Provided entries below:

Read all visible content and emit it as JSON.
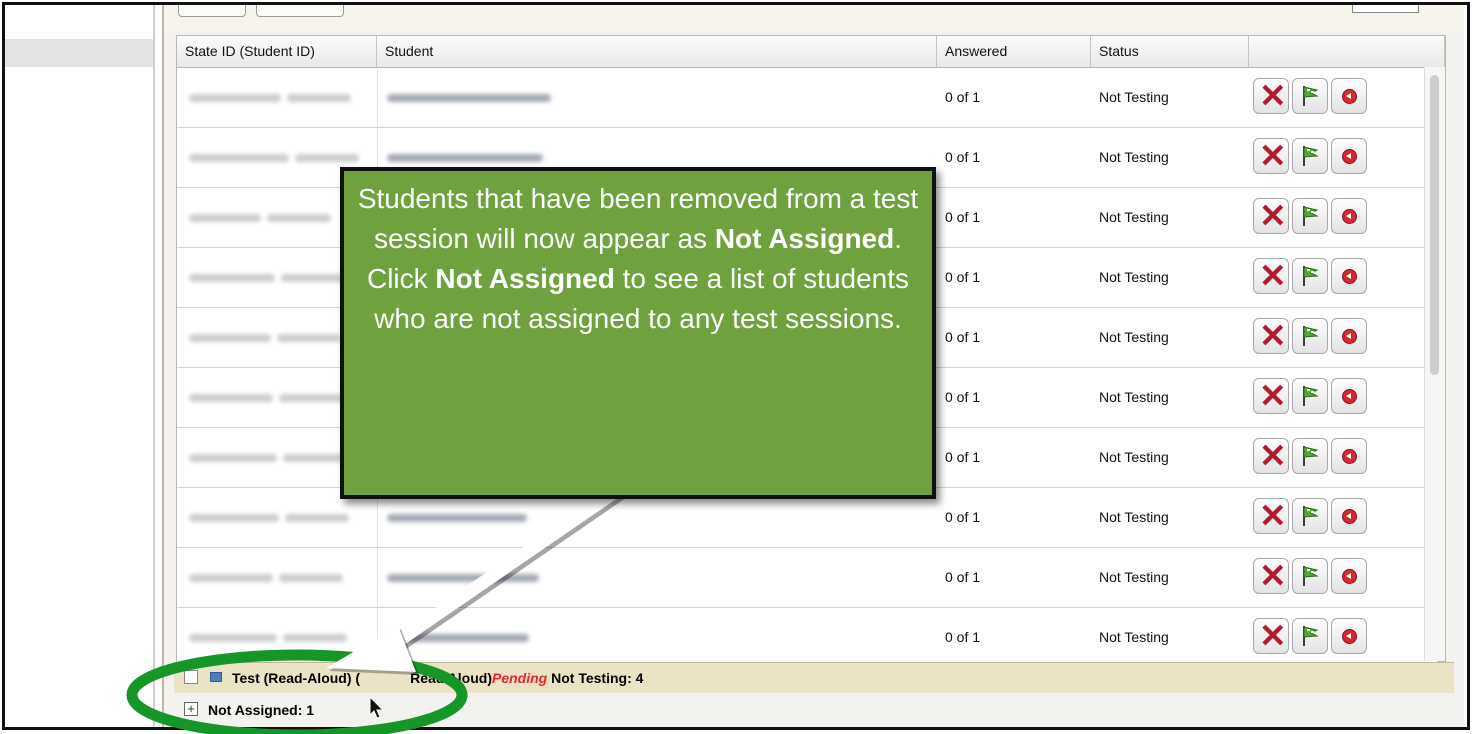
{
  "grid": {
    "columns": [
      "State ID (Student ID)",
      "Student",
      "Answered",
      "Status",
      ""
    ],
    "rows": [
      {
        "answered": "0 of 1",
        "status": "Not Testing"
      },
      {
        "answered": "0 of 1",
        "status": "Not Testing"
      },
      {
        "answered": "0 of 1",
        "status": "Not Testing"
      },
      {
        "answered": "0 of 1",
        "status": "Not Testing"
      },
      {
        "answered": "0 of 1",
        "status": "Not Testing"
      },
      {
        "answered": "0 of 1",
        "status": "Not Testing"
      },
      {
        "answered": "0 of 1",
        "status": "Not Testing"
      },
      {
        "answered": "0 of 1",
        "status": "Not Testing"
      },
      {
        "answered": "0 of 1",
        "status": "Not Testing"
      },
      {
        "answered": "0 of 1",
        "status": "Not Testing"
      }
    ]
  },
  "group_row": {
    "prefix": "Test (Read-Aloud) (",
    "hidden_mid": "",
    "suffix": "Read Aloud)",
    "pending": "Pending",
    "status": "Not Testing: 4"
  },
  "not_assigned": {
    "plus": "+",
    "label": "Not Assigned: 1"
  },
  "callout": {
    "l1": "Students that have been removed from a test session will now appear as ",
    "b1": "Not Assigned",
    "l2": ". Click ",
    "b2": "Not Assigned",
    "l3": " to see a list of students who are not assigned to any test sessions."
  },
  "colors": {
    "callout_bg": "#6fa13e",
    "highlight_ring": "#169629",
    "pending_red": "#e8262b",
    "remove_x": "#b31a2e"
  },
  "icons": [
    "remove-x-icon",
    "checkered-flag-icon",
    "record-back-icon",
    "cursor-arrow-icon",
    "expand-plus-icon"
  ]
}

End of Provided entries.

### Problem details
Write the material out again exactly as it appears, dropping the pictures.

### Result of the exercise
Read all visible content and emit it as JSON.
{
  "grid": {
    "columns": [
      "State ID (Student ID)",
      "Student",
      "Answered",
      "Status",
      ""
    ],
    "rows": [
      {
        "answered": "0 of 1",
        "status": "Not Testing"
      },
      {
        "answered": "0 of 1",
        "status": "Not Testing"
      },
      {
        "answered": "0 of 1",
        "status": "Not Testing"
      },
      {
        "answered": "0 of 1",
        "status": "Not Testing"
      },
      {
        "answered": "0 of 1",
        "status": "Not Testing"
      },
      {
        "answered": "0 of 1",
        "status": "Not Testing"
      },
      {
        "answered": "0 of 1",
        "status": "Not Testing"
      },
      {
        "answered": "0 of 1",
        "status": "Not Testing"
      },
      {
        "answered": "0 of 1",
        "status": "Not Testing"
      },
      {
        "answered": "0 of 1",
        "status": "Not Testing"
      }
    ]
  },
  "group_row": {
    "prefix": "Test (Read-Aloud) (",
    "hidden_mid": "",
    "suffix": "Read Aloud)",
    "pending": "Pending",
    "status": "Not Testing: 4"
  },
  "not_assigned": {
    "plus": "+",
    "label": "Not Assigned: 1"
  },
  "callout": {
    "l1": "Students that have been removed from a test session will now appear as ",
    "b1": "Not Assigned",
    "l2": ". Click ",
    "b2": "Not Assigned",
    "l3": " to see a list of students who are not assigned to any test sessions."
  },
  "colors": {
    "callout_bg": "#6fa13e",
    "highlight_ring": "#169629",
    "pending_red": "#e8262b",
    "remove_x": "#b31a2e"
  },
  "icons": [
    "remove-x-icon",
    "checkered-flag-icon",
    "record-back-icon",
    "cursor-arrow-icon",
    "expand-plus-icon"
  ]
}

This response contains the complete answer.